[Show abstract][Hide abstract] ABSTRACT: We showed earlier that nutritional stress like starvation or high fat diet resulted in phenotypic changes in the lipidomes of hepatocyte lipid droplets (LDs), representative for the pathophysiological status of the mouse model. Here we extend our former study by adding genetic stress due to knock-out (KO) of adipocyte triglyceride lipase (ATGL), the rate limiting enzyme in LD lipolysis. An intervention trial for 6 weeks with male wild-type (WT) and ATGL-KO mice was carried out; both genotypes were fed lab chow or were exposed to short-time starvation. Isolated LDs were analyzed by LC-MS/MS. Triacylglycerol, diacylglycerol and phosphatidylcholine lipidomes, in that order, provided best phenotypic signatures characteristic for respective stresses applied to the animals. This was evidenced at lipid species level by principal component analysis, calculation of average values for chain-lengths and numbers of double bonds, and by visualization in heat maps. Structural backgrounds for analyses and metabolic relationships were elaborated at lipid molecular species level. Relating our lipidomic data to non-alcoholic fatty liver diseases of nutritional and genetic etiologies with or without accompanying insulin resistance, phenotypic distinction in hepatocyte LDs dependent on insulin status emerged. Taken together, lipidomes of hepatocyte lipid droplets are sensitive responders to nutritional and genetic stress.

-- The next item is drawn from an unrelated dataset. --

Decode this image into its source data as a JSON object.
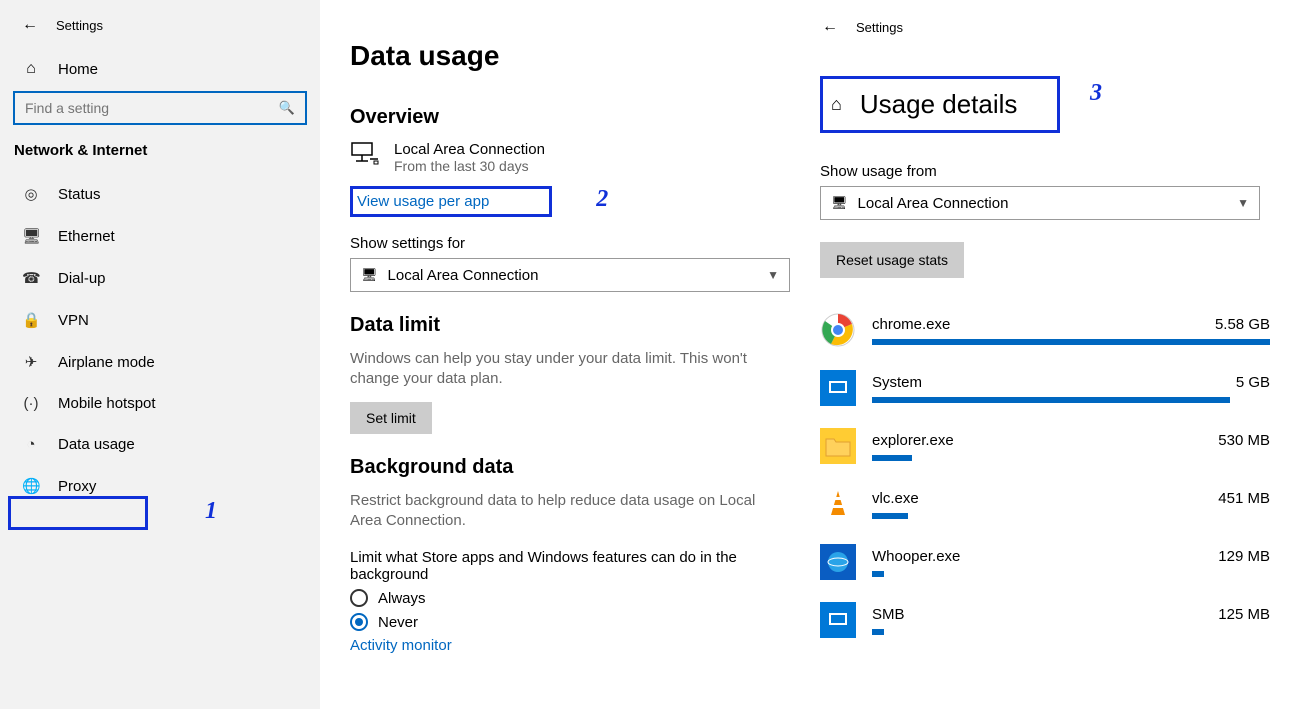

The Journal of Lipid Research 06/2013; 54(8). DOI:10.1194/jlr.M037952 · 4.42 Impact Factor
[Show abstract][Hide abstract] ABSTRACT: We present a novel approach allowing for a simple, fast and automated morphological analysis of three-dimensional image stacks (z-stacks) featuring fibrillar structures from optically cleared soft biological tissues. Five non-atherosclerotic tissue samples from human abdominal aortas were used to outline the multi-purpose methodology, applicable to various tissue types. It yields a three-dimensional orientational distribution of relative amplitudes, representing the original collagen fibre morphology, identifies regions of isotropy where no preferred fibre orientations are observed and determines structural parameters throughout anisotropic regions for the analysis and numerical modelling of biomechanical quantities such as stress and strain. Our method combines optical tissue clearing with second-harmonic generation imaging, Fourier-based image analysis and maximum-likelihood estimation for distribution fitting. With a new sample preparation method for arteries, we present, for the first time to our knowledge, a continuous three-dimensional distribution of collagen fibres throughout the entire thickness of the aortic wall, revealing novel structural and organizational insights into the three arterial layers.
Journal of The Royal Society Interface 03/2013; 10(80):20120760. DOI:10.1098/rsif.2012.0760 · 3.92 Impact Factor